Nearly 60 years ago, a forced laborer in a Hungarian brick factory hatched a far-fetched plan to escape.
Prosecutors have made it clear that the evidence in the case against Dzokhar Tsarnaev will include the photographs and dramatic video evidence of his role in the Boston Marathon bombings.
“The video evidence seems pretty conclusive. You don’t need any intention beyond the intent to plant the bombs.”
The 11-page criminal complaint against Tsarnaev includes a complete analysis of images showing the suspect clearly placing a backpack moments before a second bomb exploded at the exact spot.
In addition, reports now say that Tsarnaev admitted that he and his brother had a role in the bombings, and said that his brother’s desire to protect Islam from attack was the motive.
In the face of such strong evidence and statements Tsarnaev has made to investigators about his role in the bombings, can Tsarnaev’s attorneys mount a credible defense?
Lawyer Alan Dershowitz, who has defended several high-profile clients, calls it an “open/shut case.”
“The video evidence seems pretty conclusive. You don’t need any intention beyond the intent to plant the bombs,” Dershowitz told Here & Now’s Robin Young. “They didn’t indict him as a terrorist, which would require intent to intimidate or terrorize.”
Dershowitz said he would not be surprised to hear a “my brother made me do it” defense, along with an offer of cooperation, in an effort to avoid the death penalty.

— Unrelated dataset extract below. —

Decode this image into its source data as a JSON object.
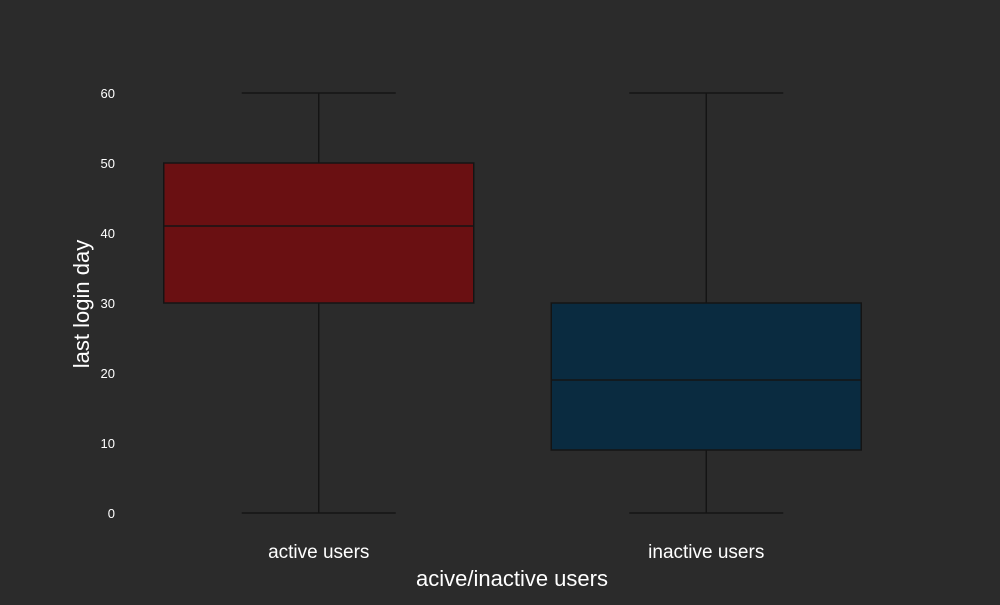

The likelihood of Tsarnaev receiving a plea deal would depend on what information he has to share, Dershowitz said.
“It depends on whether he has information about his brother’s trip to Russia, whether he met with Chechens, whether he can tell them what websites they follow, if they became kind of homegrown self-determined terrorists, who they listened to — anything like that might be tradeable for life,” Dershowitz said.
He noted though, that “there’s going to be a lot of pressure to impose the death penalty.”
From controversial new textbooks to a Maverick family reunion, here are stories from Jeremy Hobson's week in Houston and San Antonio.